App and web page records
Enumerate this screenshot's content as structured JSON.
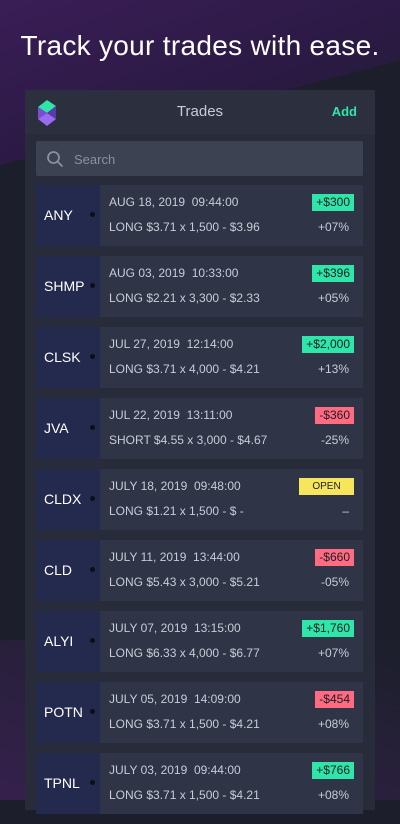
{
  "headline": "Track your trades with ease.",
  "topbar": {
    "title": "Trades",
    "add_label": "Add"
  },
  "search": {
    "placeholder": "Search"
  },
  "colors": {
    "accent_green": "#2ee6a8",
    "loss_red": "#ff6b81",
    "open_yellow": "#f7e65c"
  },
  "trades": [
    {
      "ticker": "ANY",
      "date": "AUG 18, 2019  09:44:00",
      "detail": "LONG $3.71 x 1,500 - $3.96",
      "badge": "+$300",
      "status": "pos",
      "pct": "+07%"
    },
    {
      "ticker": "SHMP",
      "date": "AUG 03, 2019  10:33:00",
      "detail": "LONG $2.21 x 3,300 - $2.33",
      "badge": "+$396",
      "status": "pos",
      "pct": "+05%"
    },
    {
      "ticker": "CLSK",
      "date": "JUL 27, 2019  12:14:00",
      "detail": "LONG $3.71 x 4,000 - $4.21",
      "badge": "+$2,000",
      "status": "pos",
      "pct": "+13%"
    },
    {
      "ticker": "JVA",
      "date": "JUL 22, 2019  13:11:00",
      "detail": "SHORT $4.55 x 3,000 - $4.67",
      "badge": "-$360",
      "status": "neg",
      "pct": "-25%"
    },
    {
      "ticker": "CLDX",
      "date": "JULY 18, 2019  09:48:00",
      "detail": "LONG $1.21 x 1,500 - $ -",
      "badge": "OPEN",
      "status": "open",
      "pct": "–"
    },
    {
      "ticker": "CLD",
      "date": "JULY 11, 2019  13:44:00",
      "detail": "LONG $5.43 x 3,000 - $5.21",
      "badge": "-$660",
      "status": "neg",
      "pct": "-05%"
    },
    {
      "ticker": "ALYI",
      "date": "JULY 07, 2019  13:15:00",
      "detail": "LONG $6.33 x 4,000 - $6.77",
      "badge": "+$1,760",
      "status": "pos",
      "pct": "+07%"
    },
    {
      "ticker": "POTN",
      "date": "JULY 05, 2019  14:09:00",
      "detail": "LONG $3.71 x 1,500 - $4.21",
      "badge": "-$454",
      "status": "neg",
      "pct": "+08%"
    },
    {
      "ticker": "TPNL",
      "date": "JULY 03, 2019  09:44:00",
      "detail": "LONG $3.71 x 1,500 - $4.21",
      "badge": "+$766",
      "status": "pos",
      "pct": "+08%"
    }
  ]
}
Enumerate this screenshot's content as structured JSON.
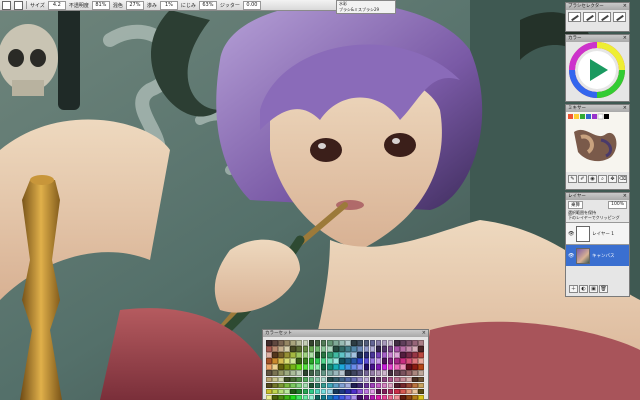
{
  "app": {
    "toolbar": {
      "size_label": "サイズ",
      "size_value": "4.2",
      "density_label": "不透明度",
      "density_value": "81%",
      "mix_label": "混色",
      "mix_value": "27%",
      "flow_label": "渗み",
      "flow_value": "1%",
      "blend_label": "にじみ",
      "blend_value": "63%",
      "jitter_label": "ジッター",
      "jitter_value": "0.00"
    },
    "brush": {
      "category": "水彩",
      "name": "ブラシ&水彩ペン",
      "variant": "ブラシ&ミスブラシ29"
    },
    "palettes": {
      "brush_palette_title": "ブラシセレクター",
      "color_palette_title": "カラー",
      "mixer_title": "ミキサー",
      "layers_title": "レイヤー",
      "layers_blend": "乗算",
      "layers_opacity": "100%",
      "layers_options": "選択範囲を保持\n下のレイヤーでクリッピング",
      "layers": [
        {
          "name": "レイヤー 1",
          "selected": false
        },
        {
          "name": "キャンバス",
          "selected": true
        }
      ],
      "colorset_title": "カラーセット"
    },
    "colors": {
      "panel_bg": "#e6e6e6",
      "titlebar": "#b5b5b5",
      "selection": "#3a6fd0"
    }
  }
}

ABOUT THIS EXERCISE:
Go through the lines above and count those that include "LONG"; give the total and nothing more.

RESPONSE TO THE TASK:
8